Magic tape. Expensive magic tape.
- You can also use horse socks (!!!) to help ward off hock sores, and help shields stay put. It’s no biggie if these silver magic horse socks get wet or muddy. The texture of the fabric on the lower legs helps keep the bottom of the hock boot from slipping down.
Silver Whinnys from Sox for Horses work wonders for lower legs and hocks!
- If your horse has very slick hair, like after applying a shine product, this will not work so well. You should probably skip the slickery treatments until after the sore is healed.
- You should also use an ointment or cream that your vet would suggest. Keep in mind – ointments based on petroleum will limit oxygen to the sore and delay hair growth. So – use sparingly. You may opt to let the sore air out during the day.

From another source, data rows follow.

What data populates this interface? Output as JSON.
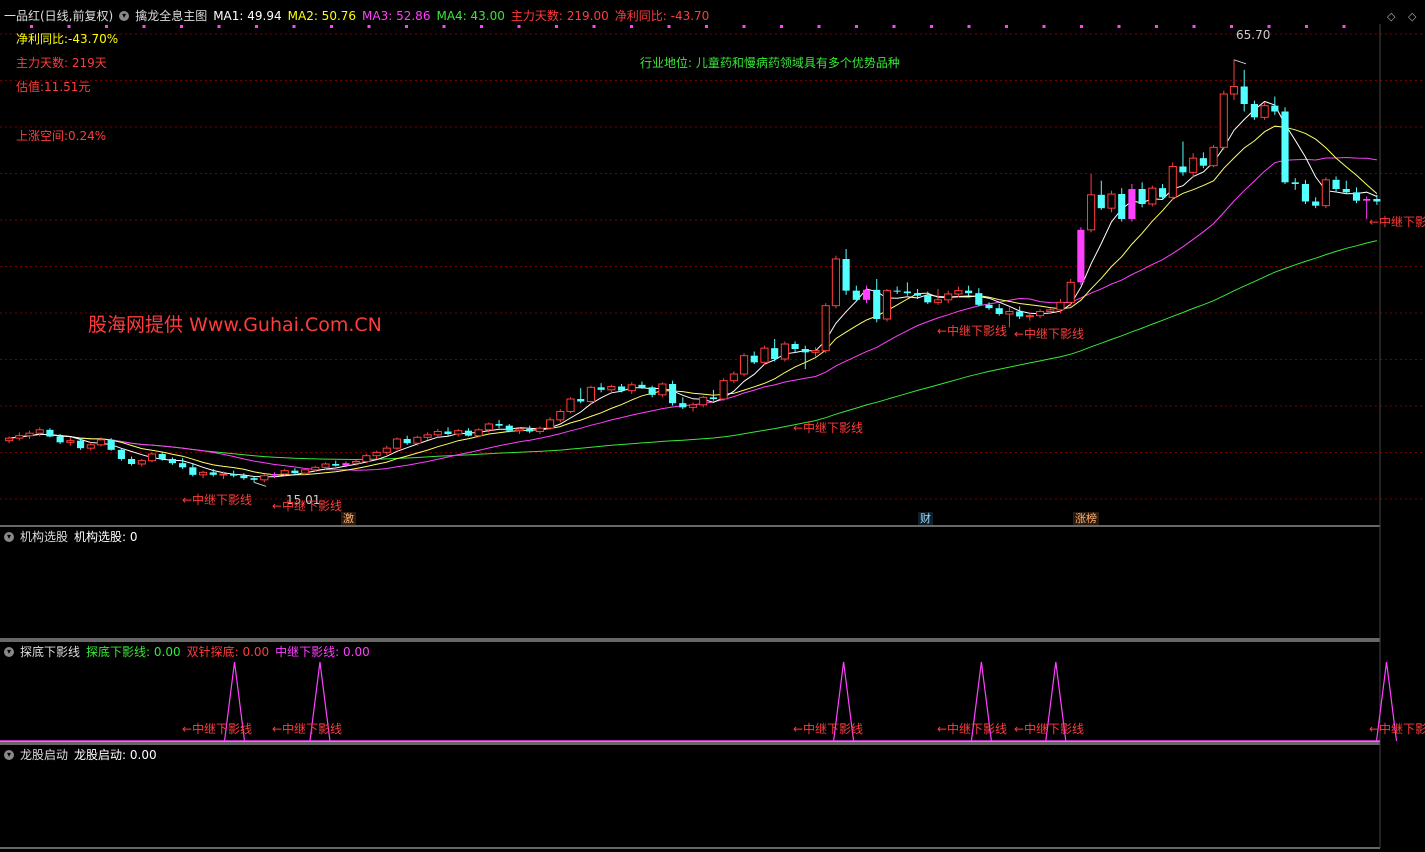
{
  "header": {
    "stock": "一品红(日线,前复权)",
    "indicator": "擒龙全息主图",
    "ma1": "MA1: 49.94",
    "ma2": "MA2: 50.76",
    "ma3": "MA3: 52.86",
    "ma4": "MA4: 43.00",
    "zhuli": "主力天数: 219.00",
    "jingli": "净利同比: -43.70"
  },
  "info": {
    "jingli": "净利同比:-43.70%",
    "zhuli": "主力天数: 219天",
    "guzhi": "估值:11.51元",
    "space": "上涨空间:0.24%",
    "industry": "行业地位: 儿童药和慢病药领域具有多个优势品种",
    "watermark": "股海网提供 Www.Guhai.Com.CN"
  },
  "labels": {
    "high": "65.70",
    "low": "15.01",
    "signal": "←中继下影线",
    "signal_cut": "←中继下影",
    "tag1": "激",
    "tag2": "财",
    "tag3": "涨榜"
  },
  "panels": {
    "p1_name": "机构选股",
    "p1_value": "机构选股: 0",
    "p2_name": "探底下影线",
    "p2_v1": "探底下影线: 0.00",
    "p2_v2": "双针探底: 0.00",
    "p2_v3": "中继下影线: 0.00",
    "p3_name": "龙股启动",
    "p3_value": "龙股启动: 0.00"
  },
  "colors": {
    "up": "#ff3c3c",
    "down": "#54ffff",
    "ma1": "#ffffff",
    "ma2": "#ffff66",
    "ma3": "#ff40ff",
    "ma4": "#38e838",
    "grid": "#7a0000",
    "signal": "#ff40ff"
  },
  "chart_data": {
    "type": "candlestick",
    "ylim": [
      10,
      70
    ],
    "high_marker": 65.7,
    "low_marker": 15.01,
    "candles": [
      [
        20.0,
        20.5,
        19.7,
        20.3
      ],
      [
        20.3,
        21.0,
        20.0,
        20.6
      ],
      [
        20.6,
        21.2,
        20.2,
        20.9
      ],
      [
        20.9,
        21.6,
        20.5,
        21.3
      ],
      [
        21.3,
        21.5,
        20.4,
        20.5
      ],
      [
        20.5,
        20.8,
        19.6,
        19.8
      ],
      [
        19.8,
        20.4,
        19.4,
        20.0
      ],
      [
        20.0,
        20.3,
        18.9,
        19.1
      ],
      [
        19.1,
        19.8,
        18.8,
        19.5
      ],
      [
        19.5,
        20.4,
        19.3,
        20.1
      ],
      [
        20.1,
        20.3,
        18.8,
        18.9
      ],
      [
        18.9,
        19.1,
        17.6,
        17.8
      ],
      [
        17.8,
        18.1,
        17.0,
        17.2
      ],
      [
        17.2,
        17.8,
        16.9,
        17.6
      ],
      [
        17.6,
        18.6,
        17.4,
        18.4
      ],
      [
        18.4,
        18.6,
        17.6,
        17.8
      ],
      [
        17.8,
        18.0,
        17.1,
        17.3
      ],
      [
        17.3,
        17.9,
        16.6,
        16.8
      ],
      [
        16.8,
        17.2,
        15.7,
        15.9
      ],
      [
        15.9,
        16.4,
        15.5,
        16.2
      ],
      [
        16.2,
        16.6,
        15.7,
        15.9
      ],
      [
        15.9,
        16.3,
        15.4,
        16.0
      ],
      [
        16.0,
        16.4,
        15.6,
        15.8
      ],
      [
        15.8,
        16.1,
        15.3,
        15.5
      ],
      [
        15.5,
        15.7,
        15.0,
        15.3
      ],
      [
        15.3,
        16.0,
        15.0,
        15.8
      ],
      [
        15.8,
        16.2,
        15.5,
        16.0
      ],
      [
        16.0,
        16.6,
        15.8,
        16.4
      ],
      [
        16.4,
        16.7,
        15.9,
        16.1
      ],
      [
        16.1,
        16.7,
        15.9,
        16.5
      ],
      [
        16.5,
        17.0,
        16.3,
        16.8
      ],
      [
        16.8,
        17.4,
        16.5,
        17.2
      ],
      [
        17.2,
        17.6,
        16.9,
        17.0
      ],
      [
        17.0,
        17.5,
        16.8,
        17.3
      ],
      [
        17.3,
        17.7,
        17.0,
        17.5
      ],
      [
        17.5,
        18.4,
        17.3,
        18.2
      ],
      [
        18.2,
        18.8,
        17.8,
        18.6
      ],
      [
        18.6,
        19.4,
        18.3,
        19.1
      ],
      [
        19.1,
        20.4,
        18.9,
        20.2
      ],
      [
        20.2,
        20.6,
        19.5,
        19.7
      ],
      [
        19.7,
        20.6,
        19.4,
        20.4
      ],
      [
        20.4,
        21.0,
        20.1,
        20.7
      ],
      [
        20.7,
        21.4,
        20.4,
        21.1
      ],
      [
        21.1,
        21.6,
        20.6,
        20.8
      ],
      [
        20.8,
        21.4,
        20.5,
        21.2
      ],
      [
        21.2,
        21.5,
        20.5,
        20.6
      ],
      [
        20.6,
        21.5,
        20.4,
        21.3
      ],
      [
        21.3,
        22.2,
        21.0,
        22.0
      ],
      [
        22.0,
        22.5,
        21.5,
        21.8
      ],
      [
        21.8,
        22.0,
        21.0,
        21.2
      ],
      [
        21.2,
        21.6,
        20.8,
        21.4
      ],
      [
        21.4,
        21.8,
        20.9,
        21.1
      ],
      [
        21.1,
        21.7,
        20.8,
        21.5
      ],
      [
        21.5,
        22.8,
        21.3,
        22.5
      ],
      [
        22.5,
        23.8,
        22.2,
        23.5
      ],
      [
        23.5,
        25.2,
        23.3,
        25.0
      ],
      [
        25.0,
        26.3,
        24.5,
        24.7
      ],
      [
        24.7,
        26.6,
        24.4,
        26.4
      ],
      [
        26.4,
        26.9,
        25.8,
        26.1
      ],
      [
        26.1,
        26.7,
        25.6,
        26.5
      ],
      [
        26.5,
        26.8,
        25.8,
        26.0
      ],
      [
        26.0,
        27.0,
        25.6,
        26.7
      ],
      [
        26.7,
        27.1,
        26.2,
        26.4
      ],
      [
        26.4,
        26.6,
        25.2,
        25.5
      ],
      [
        25.5,
        27.0,
        25.2,
        26.8
      ],
      [
        26.8,
        27.2,
        24.2,
        24.5
      ],
      [
        24.5,
        25.2,
        23.8,
        24.0
      ],
      [
        24.0,
        24.6,
        23.5,
        24.3
      ],
      [
        24.3,
        25.4,
        24.0,
        25.2
      ],
      [
        25.2,
        26.1,
        24.8,
        25.0
      ],
      [
        25.0,
        27.5,
        24.8,
        27.2
      ],
      [
        27.2,
        28.3,
        26.9,
        28.0
      ],
      [
        28.0,
        30.5,
        27.7,
        30.2
      ],
      [
        30.2,
        30.7,
        29.2,
        29.4
      ],
      [
        29.4,
        31.4,
        29.1,
        31.1
      ],
      [
        31.1,
        32.2,
        29.5,
        29.8
      ],
      [
        29.8,
        31.9,
        29.5,
        31.6
      ],
      [
        31.6,
        31.9,
        30.6,
        31.0
      ],
      [
        31.0,
        31.4,
        28.6,
        30.6
      ],
      [
        30.6,
        31.2,
        30.1,
        30.8
      ],
      [
        30.8,
        36.5,
        30.5,
        36.2
      ],
      [
        36.2,
        42.2,
        35.9,
        41.8
      ],
      [
        41.8,
        43.0,
        37.5,
        38.0
      ],
      [
        38.0,
        38.6,
        36.7,
        36.9
      ],
      [
        36.9,
        38.6,
        36.5,
        38.1
      ],
      [
        38.1,
        39.4,
        34.2,
        34.6
      ],
      [
        34.6,
        38.2,
        34.3,
        38.0
      ],
      [
        38.0,
        38.5,
        37.6,
        37.9
      ],
      [
        37.9,
        39.0,
        37.4,
        37.7
      ],
      [
        37.7,
        38.2,
        37.0,
        37.4
      ],
      [
        37.4,
        37.9,
        36.4,
        36.6
      ],
      [
        36.6,
        38.2,
        36.3,
        36.9
      ],
      [
        36.9,
        38.0,
        36.5,
        37.6
      ],
      [
        37.6,
        38.5,
        37.2,
        38.0
      ],
      [
        38.0,
        38.6,
        37.4,
        37.7
      ],
      [
        37.7,
        38.3,
        36.1,
        36.3
      ],
      [
        36.3,
        36.6,
        35.7,
        35.9
      ],
      [
        35.9,
        36.4,
        35.0,
        35.2
      ],
      [
        35.2,
        36.0,
        33.6,
        35.5
      ],
      [
        35.5,
        36.1,
        34.6,
        34.9
      ],
      [
        34.9,
        35.3,
        34.4,
        35.0
      ],
      [
        35.0,
        35.8,
        34.7,
        35.5
      ],
      [
        35.5,
        35.9,
        35.2,
        35.7
      ],
      [
        35.7,
        37.0,
        35.3,
        36.6
      ],
      [
        36.6,
        39.4,
        36.1,
        39.0
      ],
      [
        39.0,
        45.6,
        38.7,
        45.3
      ],
      [
        45.3,
        52.0,
        45.0,
        49.5
      ],
      [
        49.5,
        51.2,
        47.7,
        47.9
      ],
      [
        47.9,
        50.0,
        47.4,
        49.6
      ],
      [
        49.6,
        50.3,
        46.3,
        46.6
      ],
      [
        46.6,
        50.8,
        46.3,
        50.2
      ],
      [
        50.2,
        51.0,
        48.0,
        48.4
      ],
      [
        48.4,
        50.6,
        48.1,
        50.3
      ],
      [
        50.3,
        50.8,
        48.9,
        49.2
      ],
      [
        49.2,
        53.4,
        48.9,
        52.9
      ],
      [
        52.9,
        55.9,
        51.8,
        52.2
      ],
      [
        52.2,
        54.5,
        51.6,
        53.9
      ],
      [
        53.9,
        54.6,
        52.7,
        53.0
      ],
      [
        53.0,
        55.5,
        52.8,
        55.2
      ],
      [
        55.2,
        62.0,
        54.9,
        61.6
      ],
      [
        61.6,
        65.7,
        60.9,
        62.5
      ],
      [
        62.5,
        64.5,
        59.5,
        60.4
      ],
      [
        60.4,
        60.8,
        58.5,
        58.8
      ],
      [
        58.8,
        60.6,
        58.5,
        60.2
      ],
      [
        60.2,
        61.3,
        59.1,
        59.5
      ],
      [
        59.5,
        60.0,
        50.8,
        51.0
      ],
      [
        51.0,
        51.5,
        50.1,
        50.8
      ],
      [
        50.8,
        51.3,
        48.4,
        48.7
      ],
      [
        48.7,
        49.2,
        47.9,
        48.2
      ],
      [
        48.2,
        51.6,
        47.9,
        51.3
      ],
      [
        51.3,
        51.7,
        49.8,
        50.2
      ],
      [
        50.2,
        51.2,
        49.6,
        49.8
      ],
      [
        49.8,
        50.4,
        48.5,
        48.8
      ],
      [
        48.8,
        49.3,
        46.6,
        49.0
      ],
      [
        49.0,
        49.5,
        48.3,
        48.7
      ]
    ],
    "markers_index": [
      26,
      33,
      84,
      105,
      110,
      133
    ],
    "signal_pos": [
      0.131,
      0.193,
      0.573,
      0.673,
      0.727,
      0.967
    ]
  }
}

- Hock boots are also an option if your horse will tolerate wearing them. The Hock Shield is a highly adjustable and elasticized hook boot that’s lined with soft fluffy fleece.
- If you have an open sore, you must cover the sore with bandaging so the fleece doesn’t irritate the sore. This bandaging also helps the Hock Shield stay in place.
Hock shields have lots of soft fluff inside.
Fluff on the inside, too.
Sores elsewhere on your horse’s legs
- Some horses like to get pastern, fetlock, or knee sores, usually from the same action when they lie down. There are fetlock shields available, or you can use a comfortable bell boot upside down to protect the fetlock or pastern.
- For knees that get sores, you can also find knee shields, but I have yet to figure out a way to barn hack a makeshift knee covering.
- One more tip about the super sticky elasticized medical tape – it gets stickier when you let it hang out in some warm temps (like your car), which will help it stay on overnight.
If you want more information about hock health on the inside, read this article about taking care of hocks!
How to treat and wrap a hock sore.
Preventing hock sores video.
If you want to do some shopping, you can pick up hock sore supplies here. As an Amazon Associate, I earn from qualifying purchases, which are not a penny more for you. I couldn’t be more grateful for your support!
Intrepid International Hock Shield Protector, Horse – for hock sore prevention and healing
The best Elastikon tape – so sticky!
Sox for Horses – for any skin funk, fly problems, summer sore, stomping, etc.
Fetlock Shield Cordura material. One size fits up to a large warmblood.
Another option for protecting fetlocks and patterns from rubs and interference
These are neoprene knee boots, I don’t love the neoprene but they may work for you.